I sense that it is not the State that has intrinsic value in the machinery of humankind, but rather the creative, feeling individual, the personality alone that creates the noble and sublime.

Man's ethical behavior should be effectively grounded on compassion, nurture and social bonds. What is moral is not the divine, but rather a purely human matter, albeit the most important of all human matters. In the course of history, the ideals pertaining to human beings' behavior towards each other and pertaining to the preferred organization of their communities have been espoused and taught by enlightened individuals. These ideals and convictions — results of historical experience, empathy and the need for beauty and harmony — have usually been willingly recognized by human beings, at least in theory.

The highest principles for our aspirations and judgments are given to us westerners in the Jewish-Christian religious tradition. It is a very high goal: free and responsible development of the individual, so that he may place his powers freely and gladly in the service of all mankind.

The pursuit of recognition for their own sake, an almost fanatical love of justice and the quest for personal independence form the traditional themes of the Jewish people, of which I am a member.

But if one holds these high principles clearly before one's eyes and compares them with the life and spirit of our times, then it is glaringly apparent that mankind finds itself at present in grave danger. I see the nature of the current crises in the juxtaposition of the individual to society. The individual feels more than ever dependent on society, but he feels this dependence not in the positive sense — cradled, connected as part of an organic whole. He sees it as a threat to his natural rights and even his economic existence. His position in society, then, is such that that which drives his ego is encouraged and developed, and that which would drive him toward other men (a weak impulse to begin with) is left to atrophy.

It is my belief that there is only one way to eliminate these evils, namely, the establishment of a planned economy coupled with an education geared towards social goals. Alongside the development of individual abilities, the education of the individual aspires to revive an ideal that is geared towards the service of our fellow man, and that needs to take the place of the glorification of power and outer success.

I love the idea that the most important function of art and science is to awaken our curiosity.
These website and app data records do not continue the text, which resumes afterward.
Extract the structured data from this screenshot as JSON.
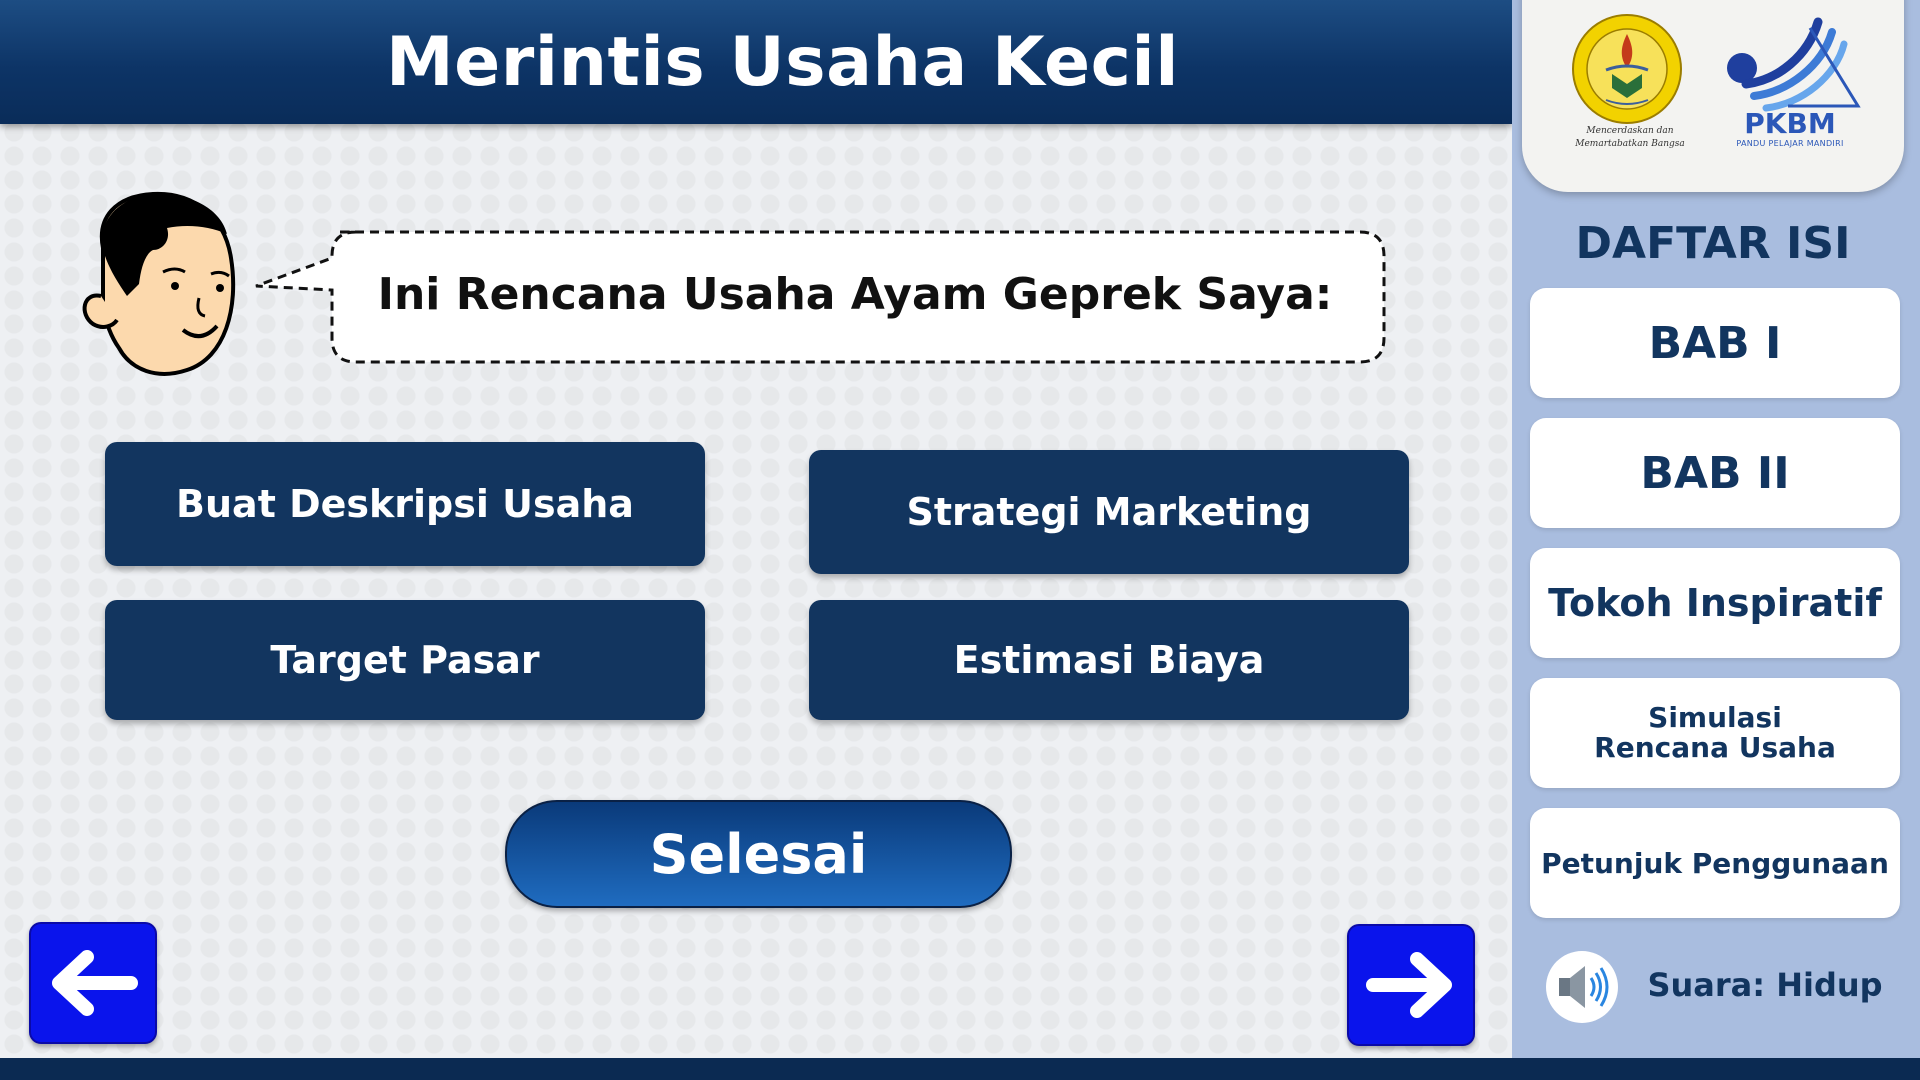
{
  "header": {
    "title": "Merintis Usaha Kecil"
  },
  "logos": {
    "unj_motto_line1": "Mencerdaskan dan",
    "unj_motto_line2": "Memartabatkan Bangsa",
    "pkbm_name": "PKBM",
    "pkbm_subtitle": "PANDU PELAJAR MANDIRI"
  },
  "sidebar": {
    "title": "DAFTAR ISI",
    "items": [
      {
        "label": "BAB I"
      },
      {
        "label": "BAB II"
      },
      {
        "label": "Tokoh Inspiratif"
      },
      {
        "label": "Simulasi Rencana Usaha"
      },
      {
        "label": "Petunjuk Penggunaan"
      }
    ],
    "sound_label": "Suara: Hidup"
  },
  "speech": {
    "text": "Ini Rencana Usaha Ayam Geprek Saya:"
  },
  "actions": [
    {
      "label": "Buat Deskripsi Usaha"
    },
    {
      "label": "Strategi Marketing"
    },
    {
      "label": "Target Pasar"
    },
    {
      "label": "Estimasi Biaya"
    }
  ],
  "finish_label": "Selesai",
  "nav": {
    "prev_icon": "arrow-left-icon",
    "next_icon": "arrow-right-icon"
  },
  "colors": {
    "navy": "#12355f",
    "sidebar": "#a9bddf",
    "nav_blue": "#0a14ec"
  }
}
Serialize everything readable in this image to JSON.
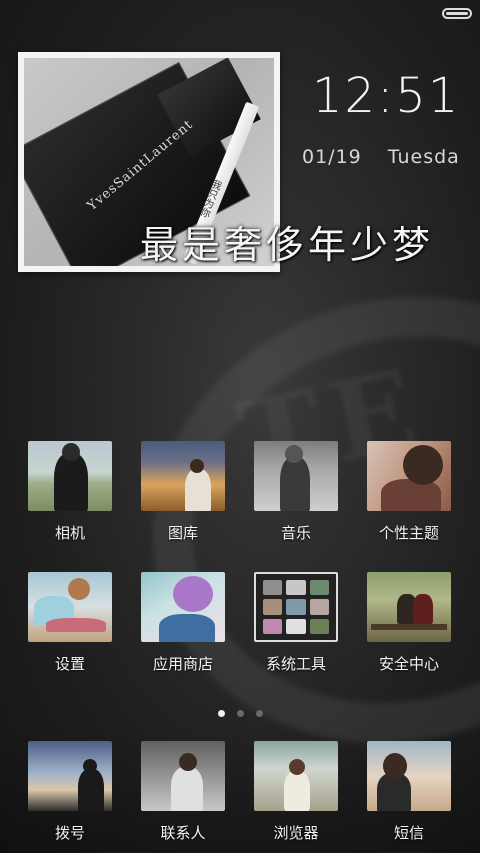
{
  "lockwidget": {
    "time": "12:51",
    "date": "01/19",
    "weekday": "Tuesda",
    "slogan": "最是奢侈年少梦",
    "photo_brand": "YvesSaintLaurent",
    "photo_cig_text": "我只为你"
  },
  "apps": [
    {
      "id": "camera",
      "label": "相机",
      "icon": "camera-photo-icon"
    },
    {
      "id": "gallery",
      "label": "图库",
      "icon": "gallery-photo-icon"
    },
    {
      "id": "music",
      "label": "音乐",
      "icon": "music-photo-icon"
    },
    {
      "id": "theme",
      "label": "个性主题",
      "icon": "theme-photo-icon"
    },
    {
      "id": "settings",
      "label": "设置",
      "icon": "settings-photo-icon"
    },
    {
      "id": "store",
      "label": "应用商店",
      "icon": "app-store-photo-icon"
    },
    {
      "id": "tools",
      "label": "系统工具",
      "icon": "system-tools-folder-icon"
    },
    {
      "id": "security",
      "label": "安全中心",
      "icon": "security-photo-icon"
    }
  ],
  "pager": {
    "pages": 3,
    "active": 0
  },
  "dock": [
    {
      "id": "dial",
      "label": "拨号",
      "icon": "dialer-photo-icon"
    },
    {
      "id": "contacts",
      "label": "联系人",
      "icon": "contacts-photo-icon"
    },
    {
      "id": "browser",
      "label": "浏览器",
      "icon": "browser-photo-icon"
    },
    {
      "id": "sms",
      "label": "短信",
      "icon": "sms-photo-icon"
    }
  ],
  "colors": {
    "background": "#222222",
    "label": "#f4f4f4",
    "date": "#cfd9e0",
    "frame": "#f4f4f4"
  }
}
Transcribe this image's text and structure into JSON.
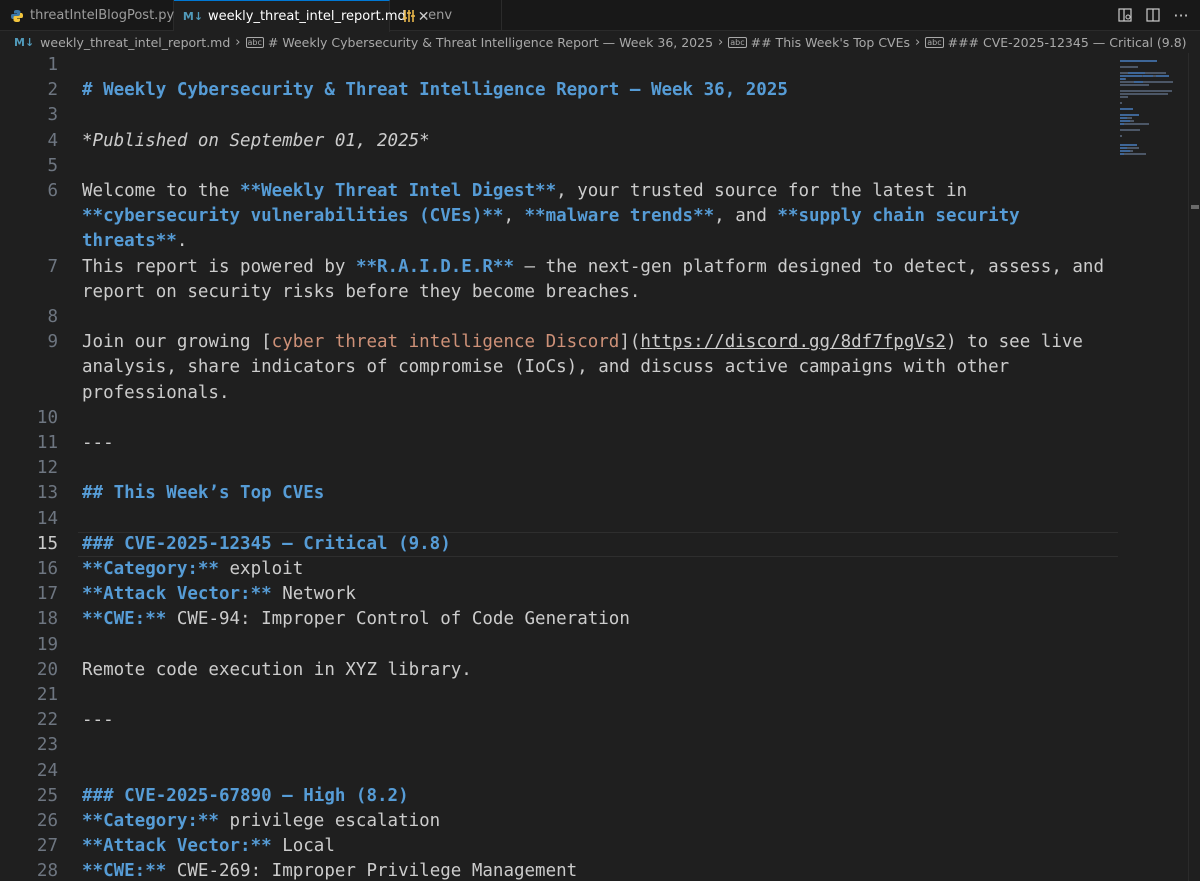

It makes me really happy that I'm about to become a planner and make a career out of being curious.

Friday, May 04, 2007

Quote of the Day

"If scientific reasoning were limited to the logical processes of arithmetic, we should not get very far in our understanding of the physical world. One might as well attempt to grasp the game of poker entirely by the use of the mathematics of probability."

-Vannevar Bush

Thursday, May 03, 2007

The single greatest piece of pop culture this century

Via Luke, copywriter to the stars:

This is the music video for "Call on Me" by Eric Prydz. It is impossible to look away. It is brilliant and horrifying. It is poetic and crass. It is something to be experienced firsthand. I don't even know what else to say about it.

*Disclaimer: The video is clean enough to be on Youtube but has been "flagged for having content inappropriate to some users." It's PG-13 or so, so if you're under the age of 12, you may not want to watch.

Wednesday, May 02, 2007

Oh, those poets...

"The worst tragedy for a poet is to be admired through being misunderstood."

-Jean Cocteau

Tuesday, May 01, 2007

Some things I've been meaning to do for a while...

1. This is the computer from which I blog:

2. This was my foot after surgery:

3. This is what my dad likes to do in his spare time:

4. This is why I'm a planner and not an art director:

5. This is just wonderful